  7. Van Hooste WLC, Bekaert M. To be or not to be vaccinated? the ethical aspects of influenza vaccination among healthcare workers. Int J Environ Res Public Health. 2019;16(20):3981. doi:10.3390/ijerph16203981
  8. Influenza (seasonal). World Health Organization. October 3, 2023. Accessed February 7, 2024.
  9. Frisina PG, Ingraffia ST, Brown TR, Munene EN, Pletcher JR, Kolligian J. Increasing influenza immunization rates among healthcare providers in an ambulatory-based, university healthcare setting. Int J Qual in Health Care. 2019;31(9):698-703. doi:10.1093/intqhc/mzy247
  10. Gualano MR, Corradi A, Voglino G, et al. Healthcare workers’ (HCWs) attitudes towards mandatory influenza vaccination: a systematic review and meta-analysis. Vaccine. 2021;39(6):901-914. doi:10.1016/j.vaccine.2020.12.061
  11. Le LM, Veettil SK, Donaldson D, et al. The impact of pharmacist involvement on immunization uptake and other outcomes: an updated systematic review and meta-analysis. J Am Pharm Assoc (2003). 2022;62(5):1499-1513.e16. doi:10.1016/j.japh.2022.06.008
  12. Rémy V, Zöllner Y, Heckmann U. Vaccination: the cornerstone of an efficient healthcare system. J Mark Access Health Policy. 2015;3:10.3402/jmahp.v3.27041. doi:10.3402/jmahp.v3.27041 \\
Related Videos
Concept of health care, pharmaceutical business, drug prices, pharmacy, medicine and economics | Image Credit: Oleg -
Image credit: |
Medical team -- Image credit: Flamingo Images |

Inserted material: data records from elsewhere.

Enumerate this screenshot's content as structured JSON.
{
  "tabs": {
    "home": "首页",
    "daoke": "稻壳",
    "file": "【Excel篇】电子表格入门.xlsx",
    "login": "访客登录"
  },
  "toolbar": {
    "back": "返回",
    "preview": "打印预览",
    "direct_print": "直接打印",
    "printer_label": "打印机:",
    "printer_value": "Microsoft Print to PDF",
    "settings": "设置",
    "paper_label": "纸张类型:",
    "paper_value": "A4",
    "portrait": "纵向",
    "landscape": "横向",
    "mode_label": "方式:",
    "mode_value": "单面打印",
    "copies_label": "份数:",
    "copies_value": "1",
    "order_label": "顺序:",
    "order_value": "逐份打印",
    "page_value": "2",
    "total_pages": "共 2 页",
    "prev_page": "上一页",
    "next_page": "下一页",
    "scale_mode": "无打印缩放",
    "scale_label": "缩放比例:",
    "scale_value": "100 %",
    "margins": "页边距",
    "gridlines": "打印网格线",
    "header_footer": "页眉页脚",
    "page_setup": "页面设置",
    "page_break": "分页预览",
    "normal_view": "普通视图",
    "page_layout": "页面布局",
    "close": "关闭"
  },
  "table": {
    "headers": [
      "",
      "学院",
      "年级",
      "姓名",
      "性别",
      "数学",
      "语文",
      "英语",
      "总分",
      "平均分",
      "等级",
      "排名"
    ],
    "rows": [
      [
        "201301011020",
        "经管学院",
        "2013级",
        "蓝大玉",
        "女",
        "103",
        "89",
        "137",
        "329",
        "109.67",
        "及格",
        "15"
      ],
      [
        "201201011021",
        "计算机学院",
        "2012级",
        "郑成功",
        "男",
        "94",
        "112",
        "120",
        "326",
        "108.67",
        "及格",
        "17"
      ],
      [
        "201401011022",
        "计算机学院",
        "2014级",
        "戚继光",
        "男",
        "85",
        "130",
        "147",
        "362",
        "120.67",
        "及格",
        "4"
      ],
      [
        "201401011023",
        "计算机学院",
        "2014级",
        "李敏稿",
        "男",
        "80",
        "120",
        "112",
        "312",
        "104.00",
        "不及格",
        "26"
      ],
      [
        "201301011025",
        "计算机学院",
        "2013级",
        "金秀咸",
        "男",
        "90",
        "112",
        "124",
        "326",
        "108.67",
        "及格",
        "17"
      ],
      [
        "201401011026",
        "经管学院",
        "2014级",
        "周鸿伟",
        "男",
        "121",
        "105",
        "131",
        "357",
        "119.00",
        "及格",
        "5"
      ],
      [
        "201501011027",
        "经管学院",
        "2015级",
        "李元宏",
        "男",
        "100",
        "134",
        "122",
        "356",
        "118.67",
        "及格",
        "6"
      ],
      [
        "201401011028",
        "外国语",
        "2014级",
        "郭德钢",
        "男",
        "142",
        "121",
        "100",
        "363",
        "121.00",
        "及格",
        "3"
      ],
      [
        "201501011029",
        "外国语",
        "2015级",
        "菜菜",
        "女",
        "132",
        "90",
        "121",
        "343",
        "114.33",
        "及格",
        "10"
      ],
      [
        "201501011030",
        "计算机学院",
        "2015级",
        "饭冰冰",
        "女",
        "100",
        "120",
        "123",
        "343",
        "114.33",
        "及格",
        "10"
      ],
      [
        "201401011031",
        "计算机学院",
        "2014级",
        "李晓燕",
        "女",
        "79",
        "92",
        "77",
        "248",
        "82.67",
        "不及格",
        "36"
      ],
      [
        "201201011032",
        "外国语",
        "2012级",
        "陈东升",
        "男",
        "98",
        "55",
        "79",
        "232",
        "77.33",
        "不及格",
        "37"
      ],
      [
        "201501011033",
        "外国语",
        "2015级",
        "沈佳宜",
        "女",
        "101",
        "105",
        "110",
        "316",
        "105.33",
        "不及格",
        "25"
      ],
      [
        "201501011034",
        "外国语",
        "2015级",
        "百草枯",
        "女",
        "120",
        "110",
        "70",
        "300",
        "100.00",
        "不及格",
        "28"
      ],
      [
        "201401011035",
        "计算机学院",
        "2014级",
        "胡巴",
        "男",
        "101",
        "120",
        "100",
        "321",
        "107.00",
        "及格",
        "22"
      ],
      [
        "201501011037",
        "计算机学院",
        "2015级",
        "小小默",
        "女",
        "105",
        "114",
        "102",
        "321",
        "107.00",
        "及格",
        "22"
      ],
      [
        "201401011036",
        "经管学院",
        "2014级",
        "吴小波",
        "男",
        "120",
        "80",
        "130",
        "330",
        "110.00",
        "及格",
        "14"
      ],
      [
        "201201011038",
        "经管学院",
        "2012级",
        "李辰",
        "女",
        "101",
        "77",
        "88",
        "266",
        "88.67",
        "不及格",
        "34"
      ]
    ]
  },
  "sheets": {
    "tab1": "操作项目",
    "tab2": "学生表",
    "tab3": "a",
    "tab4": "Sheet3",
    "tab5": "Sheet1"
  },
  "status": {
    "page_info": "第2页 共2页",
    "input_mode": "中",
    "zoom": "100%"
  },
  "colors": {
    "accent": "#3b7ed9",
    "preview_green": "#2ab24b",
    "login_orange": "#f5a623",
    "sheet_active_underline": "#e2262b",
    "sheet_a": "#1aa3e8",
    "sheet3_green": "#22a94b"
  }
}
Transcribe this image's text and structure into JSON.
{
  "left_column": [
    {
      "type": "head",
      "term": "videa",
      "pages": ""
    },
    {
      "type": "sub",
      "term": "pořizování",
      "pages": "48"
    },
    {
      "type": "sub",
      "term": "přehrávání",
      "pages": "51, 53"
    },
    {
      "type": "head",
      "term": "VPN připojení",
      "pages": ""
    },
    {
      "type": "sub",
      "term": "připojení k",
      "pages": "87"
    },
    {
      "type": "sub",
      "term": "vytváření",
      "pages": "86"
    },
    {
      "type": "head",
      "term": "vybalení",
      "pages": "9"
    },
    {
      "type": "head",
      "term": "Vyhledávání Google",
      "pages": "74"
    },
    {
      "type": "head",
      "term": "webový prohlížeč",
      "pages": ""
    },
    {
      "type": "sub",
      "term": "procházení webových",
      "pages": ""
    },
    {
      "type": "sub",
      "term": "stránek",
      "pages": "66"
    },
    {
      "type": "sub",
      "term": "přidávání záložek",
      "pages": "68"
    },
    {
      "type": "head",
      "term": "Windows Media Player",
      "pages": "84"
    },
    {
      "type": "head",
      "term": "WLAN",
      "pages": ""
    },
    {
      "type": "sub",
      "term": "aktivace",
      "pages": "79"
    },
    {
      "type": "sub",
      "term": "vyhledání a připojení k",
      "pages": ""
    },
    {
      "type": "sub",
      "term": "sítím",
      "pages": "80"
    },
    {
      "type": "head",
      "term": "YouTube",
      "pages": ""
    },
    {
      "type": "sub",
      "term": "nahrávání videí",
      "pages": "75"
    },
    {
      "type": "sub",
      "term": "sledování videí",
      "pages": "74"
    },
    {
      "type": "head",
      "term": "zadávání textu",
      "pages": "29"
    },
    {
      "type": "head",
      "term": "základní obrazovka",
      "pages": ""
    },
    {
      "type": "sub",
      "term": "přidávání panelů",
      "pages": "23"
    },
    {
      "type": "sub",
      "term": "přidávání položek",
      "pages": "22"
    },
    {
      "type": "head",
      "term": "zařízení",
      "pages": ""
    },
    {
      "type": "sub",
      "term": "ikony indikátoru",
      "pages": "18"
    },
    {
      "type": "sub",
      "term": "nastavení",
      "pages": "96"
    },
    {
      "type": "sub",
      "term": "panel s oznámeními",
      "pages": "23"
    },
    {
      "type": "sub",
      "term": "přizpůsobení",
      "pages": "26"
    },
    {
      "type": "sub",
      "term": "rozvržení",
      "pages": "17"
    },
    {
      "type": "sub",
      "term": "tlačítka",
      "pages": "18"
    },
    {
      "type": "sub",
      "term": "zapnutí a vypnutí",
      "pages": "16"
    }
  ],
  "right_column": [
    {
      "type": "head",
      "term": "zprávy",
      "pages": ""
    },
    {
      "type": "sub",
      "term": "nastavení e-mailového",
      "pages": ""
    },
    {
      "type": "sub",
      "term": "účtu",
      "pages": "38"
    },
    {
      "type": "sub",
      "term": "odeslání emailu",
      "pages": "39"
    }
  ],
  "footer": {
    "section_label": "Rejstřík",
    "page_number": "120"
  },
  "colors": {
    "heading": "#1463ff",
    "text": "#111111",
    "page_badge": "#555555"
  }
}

Semaglutide Ozempic injection control blood sugar levels | Image Credit: myskin -
© 2024 MJH Life Sciences

All rights reserved.